I picked up a new colony of bees today from my bee mentor. The day was hotter than I expected it to be so the bees were a little cross to have been kept locked in all day. I'm always a little nervous when driving with up to 30,000 angry bees in the car next to me! I couldn't pick them up until around 2 pm. I assembled the breeze-block stand and opened them up to fly at around 3. There was an almighty fuss when I took the crown-board off - they were obviously very happy to be free again. I let them settle in for a few hours. When I went back this evening they were all calm again. I fed all three colonies using 2 of the new top feeders and an inverted bucket type feeder. Hive numbers 1 and 2 had both cleaned out the trays of Apiguard varroa treatment so I removed the empty trays. One or two wasps were flying and robbing but hopefully they are strong enough to see them off. All set now with 3 strong colonies ready to (hopefully) survive the winter.
I checked the colonies this evening and added the 2nd dose of Apiguard - Thymol varroa treatment. I was pleased to see that both of the trays of the first doses had completely gone so it's reassuring to know that the thymol should be distributed throughout the hive. Both hives are building up honey reserves though I am going to feed them like heck as soon as the 2nd batch of Apiguard is all gone. I have purchased 2 x Ashforth feeders from Kevin at Bee Worthy so feeding them bulk syrup should be a doddle now.
Other news is that my most excellent bee mentor, Olivier from Peak Honey, has agreed to sell me a new hived colony next week so I'll be going into the winter with 3 healthy colonies - all ready for a bumper crop next year.

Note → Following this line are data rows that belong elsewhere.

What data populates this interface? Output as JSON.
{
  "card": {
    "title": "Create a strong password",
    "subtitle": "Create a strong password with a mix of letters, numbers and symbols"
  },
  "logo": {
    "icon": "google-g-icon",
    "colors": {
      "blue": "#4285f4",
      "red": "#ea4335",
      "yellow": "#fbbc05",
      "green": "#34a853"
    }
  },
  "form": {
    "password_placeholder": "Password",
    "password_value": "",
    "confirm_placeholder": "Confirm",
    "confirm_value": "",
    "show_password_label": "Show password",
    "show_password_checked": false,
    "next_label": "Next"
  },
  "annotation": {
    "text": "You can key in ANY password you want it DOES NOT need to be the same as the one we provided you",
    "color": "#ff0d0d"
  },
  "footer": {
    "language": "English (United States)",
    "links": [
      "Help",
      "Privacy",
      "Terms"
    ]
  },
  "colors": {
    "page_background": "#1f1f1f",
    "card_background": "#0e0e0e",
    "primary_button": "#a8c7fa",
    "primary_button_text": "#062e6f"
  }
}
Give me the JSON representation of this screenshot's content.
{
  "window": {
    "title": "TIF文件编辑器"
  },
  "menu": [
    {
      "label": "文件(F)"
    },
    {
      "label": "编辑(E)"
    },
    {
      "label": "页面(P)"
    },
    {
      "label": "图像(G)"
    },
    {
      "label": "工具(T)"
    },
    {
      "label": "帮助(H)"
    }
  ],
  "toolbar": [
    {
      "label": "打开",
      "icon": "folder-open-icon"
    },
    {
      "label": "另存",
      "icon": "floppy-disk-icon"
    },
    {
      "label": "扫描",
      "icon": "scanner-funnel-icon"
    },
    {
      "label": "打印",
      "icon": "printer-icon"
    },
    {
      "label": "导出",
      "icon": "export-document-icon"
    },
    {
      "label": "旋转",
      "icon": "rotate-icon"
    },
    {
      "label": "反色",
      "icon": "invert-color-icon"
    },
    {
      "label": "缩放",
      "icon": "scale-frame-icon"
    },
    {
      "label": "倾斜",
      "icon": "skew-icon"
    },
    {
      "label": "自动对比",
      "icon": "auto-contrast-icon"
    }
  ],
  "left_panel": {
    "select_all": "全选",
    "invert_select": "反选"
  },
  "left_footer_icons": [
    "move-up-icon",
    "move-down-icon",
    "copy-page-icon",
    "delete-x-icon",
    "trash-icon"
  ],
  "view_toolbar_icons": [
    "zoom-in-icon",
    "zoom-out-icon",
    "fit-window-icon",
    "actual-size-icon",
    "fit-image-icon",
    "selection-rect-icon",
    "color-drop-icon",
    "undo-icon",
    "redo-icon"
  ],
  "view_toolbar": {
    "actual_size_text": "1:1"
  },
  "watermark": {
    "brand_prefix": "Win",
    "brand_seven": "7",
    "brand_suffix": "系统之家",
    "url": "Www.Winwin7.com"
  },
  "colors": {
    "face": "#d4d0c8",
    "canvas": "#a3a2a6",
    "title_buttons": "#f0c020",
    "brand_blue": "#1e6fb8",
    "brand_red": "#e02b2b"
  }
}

I videod this evening's inspection and am uploading to my personal facebook page as I type. If it all uploads ok I will try to link from the video in a comment below.